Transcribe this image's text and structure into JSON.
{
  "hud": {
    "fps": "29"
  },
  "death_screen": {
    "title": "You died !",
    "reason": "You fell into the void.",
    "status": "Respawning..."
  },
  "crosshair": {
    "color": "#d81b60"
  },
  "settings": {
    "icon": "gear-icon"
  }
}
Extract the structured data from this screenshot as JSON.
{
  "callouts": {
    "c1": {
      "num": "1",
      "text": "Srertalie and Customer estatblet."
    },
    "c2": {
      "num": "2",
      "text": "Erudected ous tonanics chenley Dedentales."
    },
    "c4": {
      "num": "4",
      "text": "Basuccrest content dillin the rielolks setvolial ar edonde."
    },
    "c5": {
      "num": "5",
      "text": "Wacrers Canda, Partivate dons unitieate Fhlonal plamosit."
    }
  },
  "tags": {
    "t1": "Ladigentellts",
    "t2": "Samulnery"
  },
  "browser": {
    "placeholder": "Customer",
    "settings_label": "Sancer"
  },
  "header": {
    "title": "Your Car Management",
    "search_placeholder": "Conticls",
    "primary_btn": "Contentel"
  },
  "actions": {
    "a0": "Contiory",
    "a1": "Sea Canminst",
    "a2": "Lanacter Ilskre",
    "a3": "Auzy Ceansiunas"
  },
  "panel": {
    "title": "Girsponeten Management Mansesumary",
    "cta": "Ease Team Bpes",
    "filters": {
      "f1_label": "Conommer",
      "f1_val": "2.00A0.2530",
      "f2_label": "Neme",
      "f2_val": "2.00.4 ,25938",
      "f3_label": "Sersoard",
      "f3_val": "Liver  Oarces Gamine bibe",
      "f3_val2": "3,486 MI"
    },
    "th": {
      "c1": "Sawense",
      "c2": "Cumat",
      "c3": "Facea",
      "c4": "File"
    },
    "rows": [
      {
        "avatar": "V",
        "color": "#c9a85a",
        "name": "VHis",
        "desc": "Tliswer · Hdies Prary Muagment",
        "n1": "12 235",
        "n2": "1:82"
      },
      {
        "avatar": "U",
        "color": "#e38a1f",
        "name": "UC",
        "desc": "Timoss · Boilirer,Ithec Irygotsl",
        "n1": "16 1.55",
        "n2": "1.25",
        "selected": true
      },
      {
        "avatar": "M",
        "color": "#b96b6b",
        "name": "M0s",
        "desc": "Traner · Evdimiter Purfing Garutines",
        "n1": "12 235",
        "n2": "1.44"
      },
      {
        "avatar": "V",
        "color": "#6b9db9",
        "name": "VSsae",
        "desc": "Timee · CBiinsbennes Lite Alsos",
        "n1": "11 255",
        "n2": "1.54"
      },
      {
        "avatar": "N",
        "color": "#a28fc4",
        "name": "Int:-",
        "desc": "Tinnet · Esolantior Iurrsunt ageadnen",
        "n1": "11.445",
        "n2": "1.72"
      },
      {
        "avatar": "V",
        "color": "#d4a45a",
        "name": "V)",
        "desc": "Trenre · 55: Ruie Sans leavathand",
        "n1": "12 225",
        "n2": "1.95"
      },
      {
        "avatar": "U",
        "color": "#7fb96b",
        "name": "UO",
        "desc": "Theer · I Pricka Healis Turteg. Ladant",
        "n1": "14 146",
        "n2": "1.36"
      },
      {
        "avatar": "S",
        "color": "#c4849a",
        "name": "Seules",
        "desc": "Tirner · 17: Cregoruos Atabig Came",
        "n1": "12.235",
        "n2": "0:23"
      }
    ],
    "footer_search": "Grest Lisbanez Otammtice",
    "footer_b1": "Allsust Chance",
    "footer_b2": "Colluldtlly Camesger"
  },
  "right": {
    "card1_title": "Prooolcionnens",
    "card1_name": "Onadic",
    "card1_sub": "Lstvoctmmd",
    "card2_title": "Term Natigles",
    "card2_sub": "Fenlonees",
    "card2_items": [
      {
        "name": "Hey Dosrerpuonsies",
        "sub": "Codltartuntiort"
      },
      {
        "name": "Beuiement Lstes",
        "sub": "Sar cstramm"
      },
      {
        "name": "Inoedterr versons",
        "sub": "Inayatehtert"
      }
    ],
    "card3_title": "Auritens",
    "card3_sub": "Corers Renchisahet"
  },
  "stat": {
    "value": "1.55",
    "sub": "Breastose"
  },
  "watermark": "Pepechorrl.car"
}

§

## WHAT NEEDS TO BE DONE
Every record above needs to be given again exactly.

## TASK RESULT
Transcribe this image's text and structure into JSON.
{
  "hud": {
    "fps": "29"
  },
  "death_screen": {
    "title": "You died !",
    "reason": "You fell into the void.",
    "status": "Respawning..."
  },
  "crosshair": {
    "color": "#d81b60"
  },
  "settings": {
    "icon": "gear-icon"
  }
}
Extract the structured data from this screenshot as JSON.
{
  "callouts": {
    "c1": {
      "num": "1",
      "text": "Srertalie and Customer estatblet."
    },
    "c2": {
      "num": "2",
      "text": "Erudected ous tonanics chenley Dedentales."
    },
    "c4": {
      "num": "4",
      "text": "Basuccrest content dillin the rielolks setvolial ar edonde."
    },
    "c5": {
      "num": "5",
      "text": "Wacrers Canda, Partivate dons unitieate Fhlonal plamosit."
    }
  },
  "tags": {
    "t1": "Ladigentellts",
    "t2": "Samulnery"
  },
  "browser": {
    "placeholder": "Customer",
    "settings_label": "Sancer"
  },
  "header": {
    "title": "Your Car Management",
    "search_placeholder": "Conticls",
    "primary_btn": "Contentel"
  },
  "actions": {
    "a0": "Contiory",
    "a1": "Sea Canminst",
    "a2": "Lanacter Ilskre",
    "a3": "Auzy Ceansiunas"
  },
  "panel": {
    "title": "Girsponeten Management Mansesumary",
    "cta": "Ease Team Bpes",
    "filters": {
      "f1_label": "Conommer",
      "f1_val": "2.00A0.2530",
      "f2_label": "Neme",
      "f2_val": "2.00.4 ,25938",
      "f3_label": "Sersoard",
      "f3_val": "Liver  Oarces Gamine bibe",
      "f3_val2": "3,486 MI"
    },
    "th": {
      "c1": "Sawense",
      "c2": "Cumat",
      "c3": "Facea",
      "c4": "File"
    },
    "rows": [
      {
        "avatar": "V",
        "color": "#c9a85a",
        "name": "VHis",
        "desc": "Tliswer · Hdies Prary Muagment",
        "n1": "12 235",
        "n2": "1:82"
      },
      {
        "avatar": "U",
        "color": "#e38a1f",
        "name": "UC",
        "desc": "Timoss · Boilirer,Ithec Irygotsl",
        "n1": "16 1.55",
        "n2": "1.25",
        "selected": true
      },
      {
        "avatar": "M",
        "color": "#b96b6b",
        "name": "M0s",
        "desc": "Traner · Evdimiter Purfing Garutines",
        "n1": "12 235",
        "n2": "1.44"
      },
      {
        "avatar": "V",
        "color": "#6b9db9",
        "name": "VSsae",
        "desc": "Timee · CBiinsbennes Lite Alsos",
        "n1": "11 255",
        "n2": "1.54"
      },
      {
        "avatar": "N",
        "color": "#a28fc4",
        "name": "Int:-",
        "desc": "Tinnet · Esolantior Iurrsunt ageadnen",
        "n1": "11.445",
        "n2": "1.72"
      },
      {
        "avatar": "V",
        "color": "#d4a45a",
        "name": "V)",
        "desc": "Trenre · 55: Ruie Sans leavathand",
        "n1": "12 225",
        "n2": "1.95"
      },
      {
        "avatar": "U",
        "color": "#7fb96b",
        "name": "UO",
        "desc": "Theer · I Pricka Healis Turteg. Ladant",
        "n1": "14 146",
        "n2": "1.36"
      },
      {
        "avatar": "S",
        "color": "#c4849a",
        "name": "Seules",
        "desc": "Tirner · 17: Cregoruos Atabig Came",
        "n1": "12.235",
        "n2": "0:23"
      }
    ],
    "footer_search": "Grest Lisbanez Otammtice",
    "footer_b1": "Allsust Chance",
    "footer_b2": "Colluldtlly Camesger"
  },
  "right": {
    "card1_title": "Prooolcionnens",
    "card1_name": "Onadic",
    "card1_sub": "Lstvoctmmd",
    "card2_title": "Term Natigles",
    "card2_sub": "Fenlonees",
    "card2_items": [
      {
        "name": "Hey Dosrerpuonsies",
        "sub": "Codltartuntiort"
      },
      {
        "name": "Beuiement Lstes",
        "sub": "Sar cstramm"
      },
      {
        "name": "Inoedterr versons",
        "sub": "Inayatehtert"
      }
    ],
    "card3_title": "Auritens",
    "card3_sub": "Corers Renchisahet"
  },
  "stat": {
    "value": "1.55",
    "sub": "Breastose"
  },
  "watermark": "Pepechorrl.car"
}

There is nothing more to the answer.